minimumwage2The government has revealed some of the outrageous excuses of bad bosses who fail to pay the minimum wage.

“She only makes the tea and sweeps the floors” was among the top 10 contemptible reasons given by companies which cheated staff of proper pay. Other excuses not to pay the minimum wage include claims that the employee “wasn’t a good worker” and that it is “OK” not to if they are foreign.

The findings were released by the government as part of a new £1.7 million awareness campaign to ensure workers know their rights.

By law all workers must be paid at least £7.20 an hour if they are aged 25 and over - but sadly far less if they are younger.
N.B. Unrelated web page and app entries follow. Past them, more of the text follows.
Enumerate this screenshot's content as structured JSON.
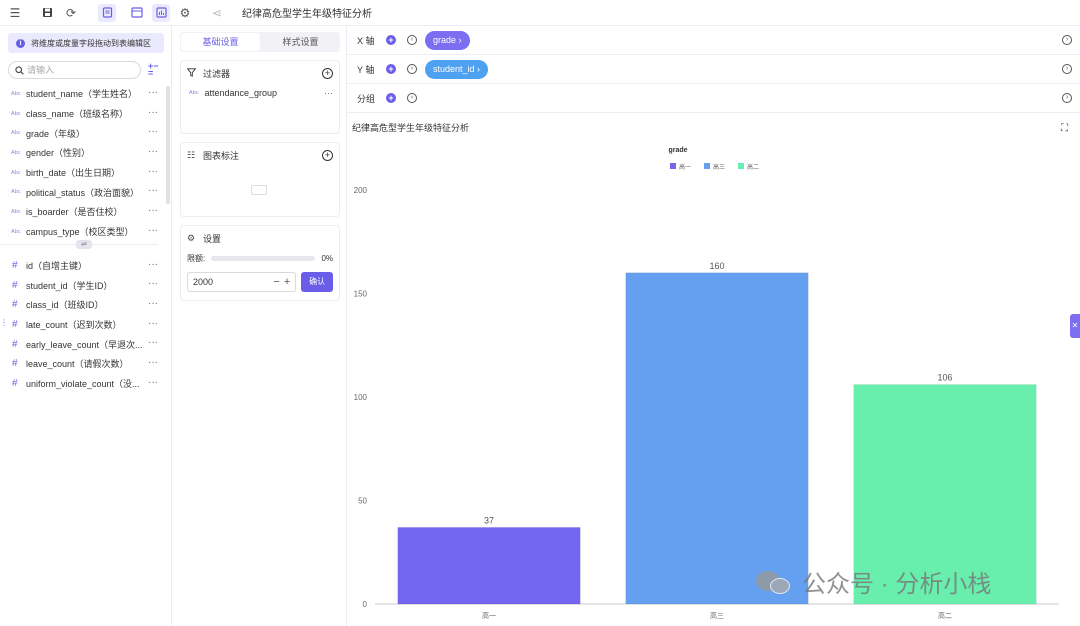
{
  "toolbar": {
    "title": "纪律高危型学生年级特征分析",
    "icons": [
      "outdent-icon",
      "save-icon",
      "refresh-icon",
      "document-icon",
      "table-settings-icon",
      "chart-icon",
      "settings-icon",
      "share-icon"
    ]
  },
  "fields_panel": {
    "hint": "将维度或度量字段拖动到表编辑区",
    "search_placeholder": "请输入",
    "dimensions": [
      {
        "type": "Abc",
        "label": "student_name（学生姓名）"
      },
      {
        "type": "Abc",
        "label": "class_name（班级名称）"
      },
      {
        "type": "Abc",
        "label": "grade（年级）"
      },
      {
        "type": "Abc",
        "label": "gender（性别）"
      },
      {
        "type": "Abc",
        "label": "birth_date（出生日期）"
      },
      {
        "type": "Abc",
        "label": "political_status（政治面貌）"
      },
      {
        "type": "Abc",
        "label": "is_boarder（是否住校）"
      },
      {
        "type": "Abc",
        "label": "campus_type（校区类型）"
      }
    ],
    "divider_label": "⇌",
    "measures": [
      {
        "type": "#",
        "label": "id（自增主键）"
      },
      {
        "type": "#",
        "label": "student_id（学生ID）"
      },
      {
        "type": "#",
        "label": "class_id（班级ID）"
      },
      {
        "type": "#",
        "label": "late_count（迟到次数）"
      },
      {
        "type": "#",
        "label": "early_leave_count（早退次..."
      },
      {
        "type": "#",
        "label": "leave_count（请假次数）"
      },
      {
        "type": "#",
        "label": "uniform_violate_count（没..."
      }
    ],
    "more": "···"
  },
  "config_panel": {
    "tabs": [
      "基础设置",
      "样式设置"
    ],
    "filter": {
      "title": "过滤器",
      "item_type": "Abc",
      "item": "attendance_group"
    },
    "annotation": {
      "title": "图表标注"
    },
    "settings": {
      "title": "设置",
      "limit_label": "限额:",
      "limit_percent": "0%",
      "limit_fraction": 0,
      "limit_value": "2000",
      "confirm": "确认"
    }
  },
  "axes": {
    "x": {
      "label": "X 轴",
      "pill": "grade ›"
    },
    "y": {
      "label": "Y 轴",
      "pill": "student_id ›"
    },
    "group": {
      "label": "分组"
    }
  },
  "chart_title": "纪律高危型学生年级特征分析",
  "chart_data": {
    "type": "bar",
    "title": "grade",
    "categories": [
      "高一",
      "高三",
      "高二"
    ],
    "values": [
      37,
      160,
      106
    ],
    "colors": [
      "#7366f0",
      "#659ff0",
      "#68efae"
    ],
    "legend": [
      "高一",
      "高三",
      "高二"
    ],
    "legend_position": "top-center",
    "ylim": [
      0,
      200
    ],
    "yticks": [
      0,
      50,
      100,
      150,
      200
    ],
    "grid": false
  },
  "watermark": "公众号 · 分析小栈",
  "colors": {
    "accent": "#6a5ee8",
    "pill_x": "#7b6ef0",
    "pill_y": "#4ea0f0"
  }
}
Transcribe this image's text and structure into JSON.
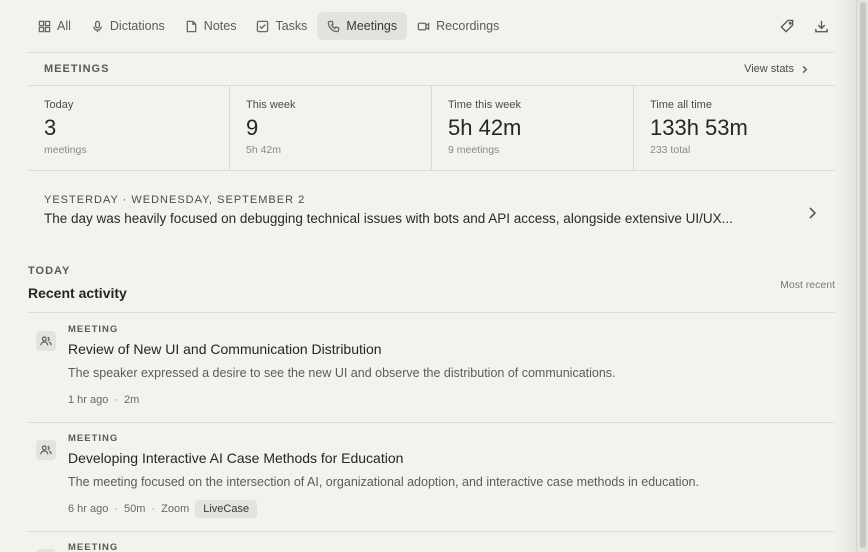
{
  "tabs": [
    {
      "label": "All",
      "icon": "grid-icon",
      "active": false
    },
    {
      "label": "Dictations",
      "icon": "mic-icon",
      "active": false
    },
    {
      "label": "Notes",
      "icon": "note-icon",
      "active": false
    },
    {
      "label": "Tasks",
      "icon": "checkbox-icon",
      "active": false
    },
    {
      "label": "Meetings",
      "icon": "phone-icon",
      "active": true
    },
    {
      "label": "Recordings",
      "icon": "video-icon",
      "active": false
    }
  ],
  "stats": {
    "section_label": "MEETINGS",
    "view_stats_label": "View stats",
    "cells": [
      {
        "label": "Today",
        "value": "3",
        "sub": "meetings"
      },
      {
        "label": "This week",
        "value": "9",
        "sub": "5h 42m"
      },
      {
        "label": "Time this week",
        "value": "5h 42m",
        "sub": "9 meetings"
      },
      {
        "label": "Time all time",
        "value": "133h 53m",
        "sub": "233 total"
      }
    ]
  },
  "yesterday": {
    "label": "YESTERDAY · WEDNESDAY, SEPTEMBER 2",
    "summary": "The day was heavily focused on debugging technical issues with bots and API access, alongside extensive UI/UX..."
  },
  "today": {
    "label": "TODAY",
    "title": "Recent activity",
    "sort_label": "Most recent"
  },
  "activity": [
    {
      "type": "MEETING",
      "title": "Review of New UI and Communication Distribution",
      "description": "The speaker expressed a desire to see the new UI and observe the distribution of communications.",
      "time": "1 hr ago",
      "duration": "2m"
    },
    {
      "type": "MEETING",
      "title": "Developing Interactive AI Case Methods for Education",
      "description": "The meeting focused on the intersection of AI, organizational adoption, and interactive case methods in education.",
      "time": "6 hr ago",
      "duration": "50m",
      "source": "Zoom",
      "tag": "LiveCase"
    },
    {
      "type": "MEETING"
    }
  ]
}
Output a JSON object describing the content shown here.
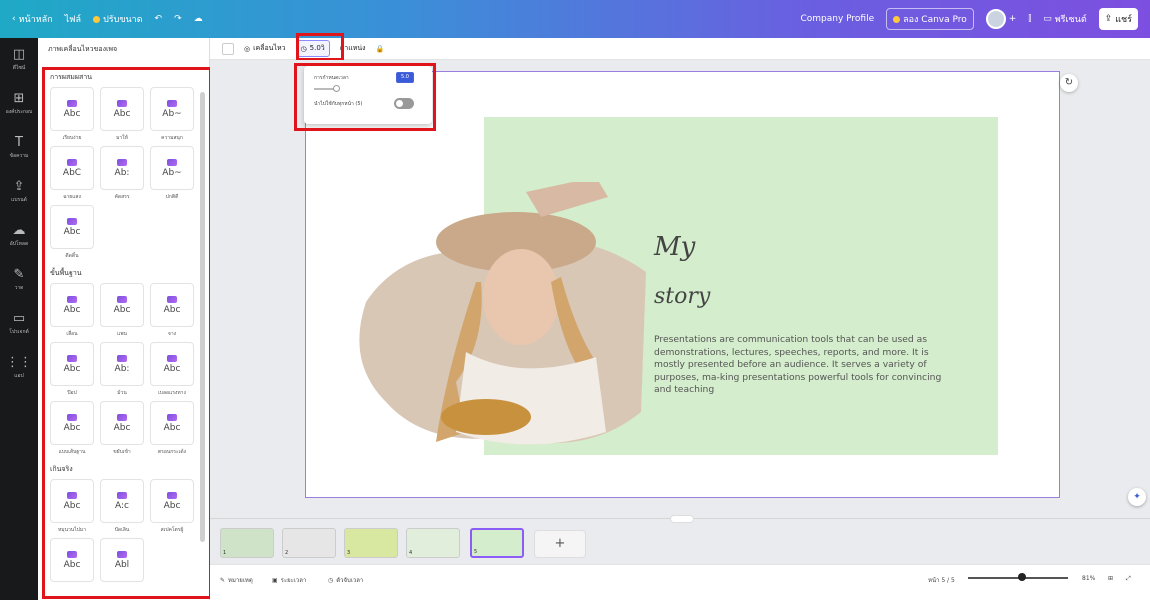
{
  "topbar": {
    "home": "หน้าหลัก",
    "file": "ไฟล์",
    "resize": "ปรับขนาด",
    "undo": "↶",
    "redo": "↷",
    "cloud": "☁",
    "doc_title": "Company Profile",
    "try_pro": "ลอง Canva Pro",
    "plus": "+",
    "present": "พรีเซนต์",
    "share": "แชร์"
  },
  "rail": [
    {
      "icon": "◫",
      "label": "ดีไซน์"
    },
    {
      "icon": "⊞",
      "label": "องค์ประกอบ"
    },
    {
      "icon": "T",
      "label": "ข้อความ"
    },
    {
      "icon": "⇪",
      "label": "แบรนด์"
    },
    {
      "icon": "☁",
      "label": "อัปโหลด"
    },
    {
      "icon": "✎",
      "label": "วาด"
    },
    {
      "icon": "▭",
      "label": "โปรเจกต์"
    },
    {
      "icon": "⋮⋮",
      "label": "แอป"
    }
  ],
  "panel": {
    "title": "ภาพเคลื่อนไหวของเพจ",
    "sections": [
      {
        "title": "การผสมผสาน",
        "items": [
          {
            "glyph": "Abc",
            "caption": "เรียบง่าย"
          },
          {
            "glyph": "Abc",
            "caption": "มาให้"
          },
          {
            "glyph": "Ab~",
            "caption": "ความสนุก"
          },
          {
            "glyph": "AbC",
            "caption": "ฉายแสง"
          },
          {
            "glyph": "Ab:",
            "caption": "คัดสรร"
          },
          {
            "glyph": "Ab~",
            "caption": "ปกติดี"
          },
          {
            "glyph": "Abc",
            "caption": "ดีดดิ้น"
          }
        ]
      },
      {
        "title": "ขั้นพื้นฐาน",
        "items": [
          {
            "glyph": "Abc",
            "caption": "เลื่อน"
          },
          {
            "glyph": "Abc",
            "caption": "แพน"
          },
          {
            "glyph": "Abc",
            "caption": "จาง"
          },
          {
            "glyph": "Abc",
            "caption": "ป๊อป"
          },
          {
            "glyph": "Ab:",
            "caption": "ม้วน"
          },
          {
            "glyph": "Abc",
            "caption": "เบลอแรงทาง"
          },
          {
            "glyph": "Abc",
            "caption": "แบบเส้นฐาน"
          },
          {
            "glyph": "Abc",
            "caption": "ขยับเข้า"
          },
          {
            "glyph": "Abc",
            "caption": "ตรอนกระเด้ง"
          }
        ]
      },
      {
        "title": "เกินจริง",
        "items": [
          {
            "glyph": "Abc",
            "caption": "หมุนวนไปมา"
          },
          {
            "glyph": "A:c",
            "caption": "ปัดเลิน"
          },
          {
            "glyph": "Abc",
            "caption": "สเปคโตรผู้"
          },
          {
            "glyph": "Abc",
            "caption": ""
          },
          {
            "glyph": "Abl",
            "caption": ""
          }
        ]
      }
    ]
  },
  "toolbar": {
    "animate": "เคลื่อนไหว",
    "duration": "5.0วิ",
    "position": "ตำแหน่ง",
    "lock": "🔒"
  },
  "popup": {
    "duration_label": "การกำหนดเวลา",
    "duration_value": "5.0",
    "apply_all_label": "นำไปใช้กับทุกหน้า (5)",
    "apply_all_on": false
  },
  "slide": {
    "title_line1": "My",
    "title_line2": "story",
    "body": "Presentations are communication tools that can be used as demonstrations, lectures, speeches, reports, and more. It is mostly presented before an audience. It serves a variety of purposes, ma-king presentations powerful tools for convincing and teaching"
  },
  "filmstrip": {
    "thumbs": [
      {
        "num": "1",
        "bg": "#cfe3c8"
      },
      {
        "num": "2",
        "bg": "#e6e6e6"
      },
      {
        "num": "3",
        "bg": "#d8e8a0"
      },
      {
        "num": "4",
        "bg": "#e0eedb"
      },
      {
        "num": "5",
        "bg": "#d4edcc"
      }
    ],
    "add": "+"
  },
  "status": {
    "notes": "หมายเหตุ",
    "timer": "ระยะเวลา",
    "timeline": "ตัวจับเวลา",
    "page": "หน้า 5 / 5",
    "zoom": "81%",
    "zoom_value_percent": 81
  },
  "colors": {
    "accent": "#7d4fe0",
    "highlight_box": "#e0141b",
    "green_panel": "#d4edcc"
  }
}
Many companies have been caught not paying even these poverty rates, claiming they didn’t think they had to pay out if their workers were still learning, or the minimum wage doesn’t apply to their business or even getting workers to sign worthless and uneforceable contracts to agree they won’t be paid it.

One cheating boss said: “It’s part of UK culture not to pay young workers for the first three months as they have to prove their ‘worth’ first.”

The excuses were all given by employers to HMRC officers investigating underpayment of the minimum wage, which can lead to fines of up to £20,000 per worker. TUC general secretary Frances O’Grady said: “It’s not fair that decent employers who respect and pay their staff well should be undercut by bad bosses who exploit staff and cheat them out of pay.”

Pat Harrington, general secretary of Solidarity, commented: "We favour strong enforcement of the law on minimum wage rates. In particular we would like to see company directors banned for 15 years if they don't pay it - a power that exists already. Whilst we support the minimum wage in itself it will not deal with in-work poverty. The role of collective bargaining has been undermined much to the detriment of ordinary workers. We also need worker representation on company boards and renumeration committees. The idea of a ratio between the wages of ordinary workers and those at the top is worthy of debate and Jeremy Corbyn was right to raise it."